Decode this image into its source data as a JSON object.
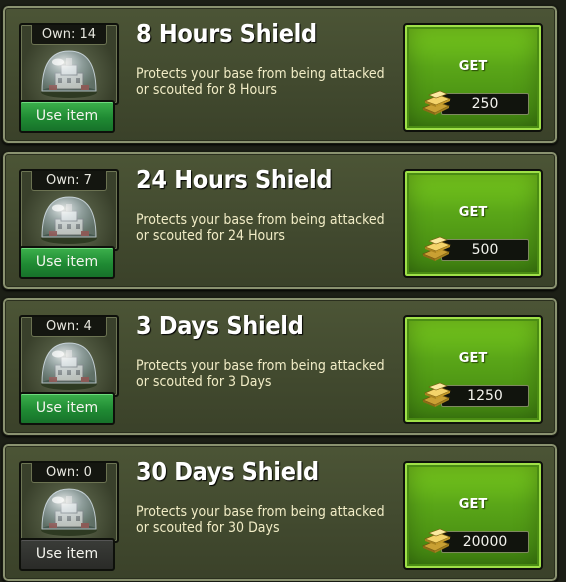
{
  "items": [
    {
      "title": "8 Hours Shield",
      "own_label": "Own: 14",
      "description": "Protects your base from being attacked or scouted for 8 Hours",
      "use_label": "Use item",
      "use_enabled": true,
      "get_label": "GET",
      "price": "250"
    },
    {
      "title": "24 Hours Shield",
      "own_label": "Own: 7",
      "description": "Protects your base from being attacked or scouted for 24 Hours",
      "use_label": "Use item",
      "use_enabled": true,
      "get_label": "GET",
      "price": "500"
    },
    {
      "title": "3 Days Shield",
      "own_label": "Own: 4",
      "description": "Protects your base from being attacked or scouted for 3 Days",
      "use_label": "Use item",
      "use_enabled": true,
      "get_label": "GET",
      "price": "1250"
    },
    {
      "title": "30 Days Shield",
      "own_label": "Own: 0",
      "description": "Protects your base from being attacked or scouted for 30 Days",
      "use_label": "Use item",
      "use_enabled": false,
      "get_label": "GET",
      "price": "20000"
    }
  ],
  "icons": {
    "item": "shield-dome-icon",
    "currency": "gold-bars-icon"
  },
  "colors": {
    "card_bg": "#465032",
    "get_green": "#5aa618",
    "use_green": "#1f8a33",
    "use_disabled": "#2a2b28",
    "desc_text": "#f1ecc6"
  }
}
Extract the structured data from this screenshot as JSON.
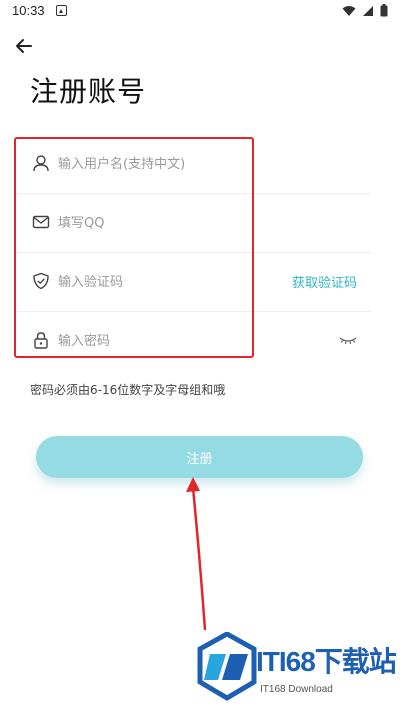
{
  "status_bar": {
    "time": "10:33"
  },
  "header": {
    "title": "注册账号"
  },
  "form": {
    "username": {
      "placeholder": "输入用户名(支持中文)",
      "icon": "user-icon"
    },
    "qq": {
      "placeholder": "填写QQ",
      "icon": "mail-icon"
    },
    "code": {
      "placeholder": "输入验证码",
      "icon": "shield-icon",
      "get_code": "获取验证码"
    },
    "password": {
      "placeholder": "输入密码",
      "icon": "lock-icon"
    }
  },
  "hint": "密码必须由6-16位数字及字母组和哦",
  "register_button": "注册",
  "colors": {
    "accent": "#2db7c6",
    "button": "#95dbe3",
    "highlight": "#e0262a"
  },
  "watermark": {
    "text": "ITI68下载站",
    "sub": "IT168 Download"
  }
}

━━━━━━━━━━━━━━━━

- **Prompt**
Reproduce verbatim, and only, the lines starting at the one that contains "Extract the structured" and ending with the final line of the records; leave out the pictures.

- **Response area**
Extract the structured data from this screenshot as JSON.
{
  "status_bar": {
    "time": "10:33"
  },
  "header": {
    "title": "注册账号"
  },
  "form": {
    "username": {
      "placeholder": "输入用户名(支持中文)",
      "icon": "user-icon"
    },
    "qq": {
      "placeholder": "填写QQ",
      "icon": "mail-icon"
    },
    "code": {
      "placeholder": "输入验证码",
      "icon": "shield-icon",
      "get_code": "获取验证码"
    },
    "password": {
      "placeholder": "输入密码",
      "icon": "lock-icon"
    }
  },
  "hint": "密码必须由6-16位数字及字母组和哦",
  "register_button": "注册",
  "colors": {
    "accent": "#2db7c6",
    "button": "#95dbe3",
    "highlight": "#e0262a"
  },
  "watermark": {
    "text": "ITI68下载站",
    "sub": "IT168 Download"
  }
}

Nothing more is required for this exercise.